I've been toying with the idea of purchasing some kitchen time over at The Durham Cookery. I took a tour a couple months ago, but wasn't sure about the logistics. I'm still not completely sure of what I want to do - other than make sweet and savory tarts, quick breads, scones, and soups - but being able to rent that space would open up some options. With the holidays coming up and no real need to eat a boat load of baked goods myself, I could rent the space once every couple of weeks and do cookies and breads as gifts, or fill orders for people that wanted some baked yummies for themselves.

Here's are a few things off the old menu:

Savory tarts - roasted potato & mushroom (with fresh tarragon and Emmenthaler)
- roasted leek & celery
- spinach & mushroom

Sweet tarts - pumpkin spice
- apple (sugar and spiced apples in custard)
- raspberry-cranberry linzer
- baked lemon

Scones - dried cranberry
- candied ginger
- pumpkin
- cheddar-parmesan

Tea breads - chocolate banana
- cardamom banana with pistachios
- zucchini
- fresh grated ginger gingerbread
- carrot cake with lime icing

Cookies - shortbread
- coconut macaroons
- toffee bars
- fig newtons

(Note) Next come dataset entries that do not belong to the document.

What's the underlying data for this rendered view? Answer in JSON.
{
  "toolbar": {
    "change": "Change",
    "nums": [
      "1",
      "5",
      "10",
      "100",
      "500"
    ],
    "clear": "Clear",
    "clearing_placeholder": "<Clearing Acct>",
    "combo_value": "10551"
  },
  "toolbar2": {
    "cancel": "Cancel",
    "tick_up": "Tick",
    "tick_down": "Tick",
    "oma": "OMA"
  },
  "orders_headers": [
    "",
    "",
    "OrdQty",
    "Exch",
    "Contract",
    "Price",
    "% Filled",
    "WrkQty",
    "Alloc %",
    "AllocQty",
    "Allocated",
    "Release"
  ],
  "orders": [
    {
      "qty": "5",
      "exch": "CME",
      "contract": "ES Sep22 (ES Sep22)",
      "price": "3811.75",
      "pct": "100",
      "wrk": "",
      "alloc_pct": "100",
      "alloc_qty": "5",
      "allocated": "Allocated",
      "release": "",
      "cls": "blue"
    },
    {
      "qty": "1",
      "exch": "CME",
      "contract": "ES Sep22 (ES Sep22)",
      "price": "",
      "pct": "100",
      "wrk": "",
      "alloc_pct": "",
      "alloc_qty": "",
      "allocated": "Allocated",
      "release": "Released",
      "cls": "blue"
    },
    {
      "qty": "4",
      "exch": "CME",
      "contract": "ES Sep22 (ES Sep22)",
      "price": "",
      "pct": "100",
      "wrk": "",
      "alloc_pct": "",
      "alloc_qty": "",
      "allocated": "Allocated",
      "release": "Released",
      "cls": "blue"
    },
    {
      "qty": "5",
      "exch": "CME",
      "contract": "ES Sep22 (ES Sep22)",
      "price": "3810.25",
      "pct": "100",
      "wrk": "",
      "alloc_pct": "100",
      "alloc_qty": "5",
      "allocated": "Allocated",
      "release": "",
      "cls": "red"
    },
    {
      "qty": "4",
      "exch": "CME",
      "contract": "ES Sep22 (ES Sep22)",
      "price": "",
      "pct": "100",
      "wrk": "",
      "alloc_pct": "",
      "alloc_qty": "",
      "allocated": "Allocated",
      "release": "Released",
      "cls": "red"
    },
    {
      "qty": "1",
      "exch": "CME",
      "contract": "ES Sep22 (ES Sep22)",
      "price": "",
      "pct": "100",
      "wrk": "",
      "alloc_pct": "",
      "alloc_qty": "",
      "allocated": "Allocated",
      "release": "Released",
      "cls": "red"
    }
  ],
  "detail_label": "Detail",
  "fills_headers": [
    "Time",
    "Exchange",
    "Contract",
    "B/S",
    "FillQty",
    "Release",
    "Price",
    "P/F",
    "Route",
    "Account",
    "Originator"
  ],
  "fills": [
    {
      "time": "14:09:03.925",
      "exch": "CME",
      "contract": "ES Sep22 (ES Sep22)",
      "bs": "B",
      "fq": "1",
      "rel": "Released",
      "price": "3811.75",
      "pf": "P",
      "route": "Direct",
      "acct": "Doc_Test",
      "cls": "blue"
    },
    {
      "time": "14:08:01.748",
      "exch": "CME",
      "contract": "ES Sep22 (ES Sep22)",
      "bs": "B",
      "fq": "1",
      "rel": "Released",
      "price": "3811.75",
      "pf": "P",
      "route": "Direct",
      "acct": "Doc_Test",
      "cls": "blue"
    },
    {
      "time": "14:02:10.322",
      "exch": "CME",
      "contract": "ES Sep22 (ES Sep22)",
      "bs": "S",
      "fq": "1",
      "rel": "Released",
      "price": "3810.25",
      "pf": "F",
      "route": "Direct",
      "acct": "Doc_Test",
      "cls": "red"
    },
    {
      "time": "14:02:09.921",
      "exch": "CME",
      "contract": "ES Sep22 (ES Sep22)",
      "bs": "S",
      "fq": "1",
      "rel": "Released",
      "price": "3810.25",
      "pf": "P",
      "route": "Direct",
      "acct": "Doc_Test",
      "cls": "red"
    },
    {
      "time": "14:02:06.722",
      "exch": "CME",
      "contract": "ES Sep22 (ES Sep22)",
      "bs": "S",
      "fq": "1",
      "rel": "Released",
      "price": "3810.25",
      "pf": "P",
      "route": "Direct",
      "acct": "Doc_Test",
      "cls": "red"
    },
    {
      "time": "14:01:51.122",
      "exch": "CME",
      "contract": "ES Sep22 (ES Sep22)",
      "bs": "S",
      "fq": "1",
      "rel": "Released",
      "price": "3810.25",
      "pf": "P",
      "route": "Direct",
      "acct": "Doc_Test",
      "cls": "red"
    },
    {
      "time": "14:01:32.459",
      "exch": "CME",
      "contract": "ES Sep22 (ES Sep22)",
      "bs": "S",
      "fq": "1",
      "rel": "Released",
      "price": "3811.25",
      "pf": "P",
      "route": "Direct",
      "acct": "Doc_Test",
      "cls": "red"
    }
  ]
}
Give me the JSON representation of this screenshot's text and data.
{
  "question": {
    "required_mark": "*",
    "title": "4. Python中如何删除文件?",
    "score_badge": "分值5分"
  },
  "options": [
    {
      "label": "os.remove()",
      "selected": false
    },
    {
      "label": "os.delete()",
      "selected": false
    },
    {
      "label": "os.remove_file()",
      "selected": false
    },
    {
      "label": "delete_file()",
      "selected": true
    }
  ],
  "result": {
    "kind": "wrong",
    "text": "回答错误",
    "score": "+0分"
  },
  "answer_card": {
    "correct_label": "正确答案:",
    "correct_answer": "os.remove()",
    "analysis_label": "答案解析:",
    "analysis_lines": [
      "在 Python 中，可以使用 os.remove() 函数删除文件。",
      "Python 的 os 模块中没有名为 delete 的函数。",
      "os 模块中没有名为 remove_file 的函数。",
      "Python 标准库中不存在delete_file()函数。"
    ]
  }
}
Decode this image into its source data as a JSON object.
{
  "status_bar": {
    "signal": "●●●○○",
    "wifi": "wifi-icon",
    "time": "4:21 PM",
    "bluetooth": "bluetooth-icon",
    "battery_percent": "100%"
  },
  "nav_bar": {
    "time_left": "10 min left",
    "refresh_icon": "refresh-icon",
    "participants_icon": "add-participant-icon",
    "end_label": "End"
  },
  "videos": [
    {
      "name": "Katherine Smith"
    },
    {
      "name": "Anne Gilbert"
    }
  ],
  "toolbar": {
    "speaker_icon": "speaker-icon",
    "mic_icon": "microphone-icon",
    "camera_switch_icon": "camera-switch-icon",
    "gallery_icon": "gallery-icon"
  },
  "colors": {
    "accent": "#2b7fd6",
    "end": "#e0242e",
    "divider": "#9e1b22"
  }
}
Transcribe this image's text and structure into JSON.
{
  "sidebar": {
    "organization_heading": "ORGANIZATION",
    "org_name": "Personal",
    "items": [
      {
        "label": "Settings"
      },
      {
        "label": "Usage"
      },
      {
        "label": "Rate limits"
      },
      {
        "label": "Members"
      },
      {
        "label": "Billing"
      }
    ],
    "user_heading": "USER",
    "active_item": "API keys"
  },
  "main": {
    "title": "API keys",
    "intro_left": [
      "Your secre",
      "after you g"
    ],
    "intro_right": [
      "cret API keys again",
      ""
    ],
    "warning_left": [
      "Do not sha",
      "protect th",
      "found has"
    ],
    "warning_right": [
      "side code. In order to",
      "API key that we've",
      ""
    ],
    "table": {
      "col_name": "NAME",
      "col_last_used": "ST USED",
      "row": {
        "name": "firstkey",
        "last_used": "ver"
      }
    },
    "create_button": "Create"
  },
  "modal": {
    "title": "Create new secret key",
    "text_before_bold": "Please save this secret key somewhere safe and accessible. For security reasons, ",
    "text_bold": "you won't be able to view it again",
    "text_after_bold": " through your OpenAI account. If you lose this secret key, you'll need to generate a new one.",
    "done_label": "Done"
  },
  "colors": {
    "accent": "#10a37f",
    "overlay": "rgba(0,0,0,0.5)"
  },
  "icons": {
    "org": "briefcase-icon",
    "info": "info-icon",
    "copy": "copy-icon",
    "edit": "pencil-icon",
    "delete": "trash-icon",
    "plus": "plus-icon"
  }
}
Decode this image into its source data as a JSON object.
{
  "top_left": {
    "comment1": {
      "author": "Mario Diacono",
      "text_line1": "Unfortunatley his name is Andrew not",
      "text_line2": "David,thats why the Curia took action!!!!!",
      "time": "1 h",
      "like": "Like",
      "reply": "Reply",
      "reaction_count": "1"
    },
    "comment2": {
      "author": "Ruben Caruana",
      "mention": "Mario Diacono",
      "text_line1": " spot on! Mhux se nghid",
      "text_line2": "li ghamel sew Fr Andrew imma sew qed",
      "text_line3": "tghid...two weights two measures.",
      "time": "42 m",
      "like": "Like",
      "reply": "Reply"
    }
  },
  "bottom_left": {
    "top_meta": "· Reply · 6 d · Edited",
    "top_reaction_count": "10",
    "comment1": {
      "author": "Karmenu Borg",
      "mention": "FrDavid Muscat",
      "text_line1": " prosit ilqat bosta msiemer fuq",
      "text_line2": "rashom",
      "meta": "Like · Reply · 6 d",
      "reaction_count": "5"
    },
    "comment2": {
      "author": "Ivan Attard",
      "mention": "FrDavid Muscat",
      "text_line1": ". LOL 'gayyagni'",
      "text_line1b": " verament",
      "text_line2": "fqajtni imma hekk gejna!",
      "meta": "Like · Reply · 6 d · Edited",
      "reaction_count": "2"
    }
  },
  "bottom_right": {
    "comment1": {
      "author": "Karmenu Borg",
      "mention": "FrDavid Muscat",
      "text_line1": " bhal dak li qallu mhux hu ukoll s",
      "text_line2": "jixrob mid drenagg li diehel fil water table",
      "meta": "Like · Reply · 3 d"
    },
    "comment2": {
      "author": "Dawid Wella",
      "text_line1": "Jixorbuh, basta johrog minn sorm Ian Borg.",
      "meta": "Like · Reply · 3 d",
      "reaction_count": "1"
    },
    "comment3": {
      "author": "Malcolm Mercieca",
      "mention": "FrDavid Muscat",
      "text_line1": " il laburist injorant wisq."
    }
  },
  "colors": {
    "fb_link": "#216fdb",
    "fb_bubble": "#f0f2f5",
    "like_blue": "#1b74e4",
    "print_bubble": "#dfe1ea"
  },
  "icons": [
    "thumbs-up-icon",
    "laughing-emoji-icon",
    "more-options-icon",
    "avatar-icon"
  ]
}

Any menu suggestions? My only reservation with making tarts is that I'd have to be very organized as I'd need to rent the bakery and the kitchen portion of the cookery. It means an added cost and maybe having one other person help to make it efficient. See? It's all the details that keep me guessing. Any thoughts and suggestions are most welcome!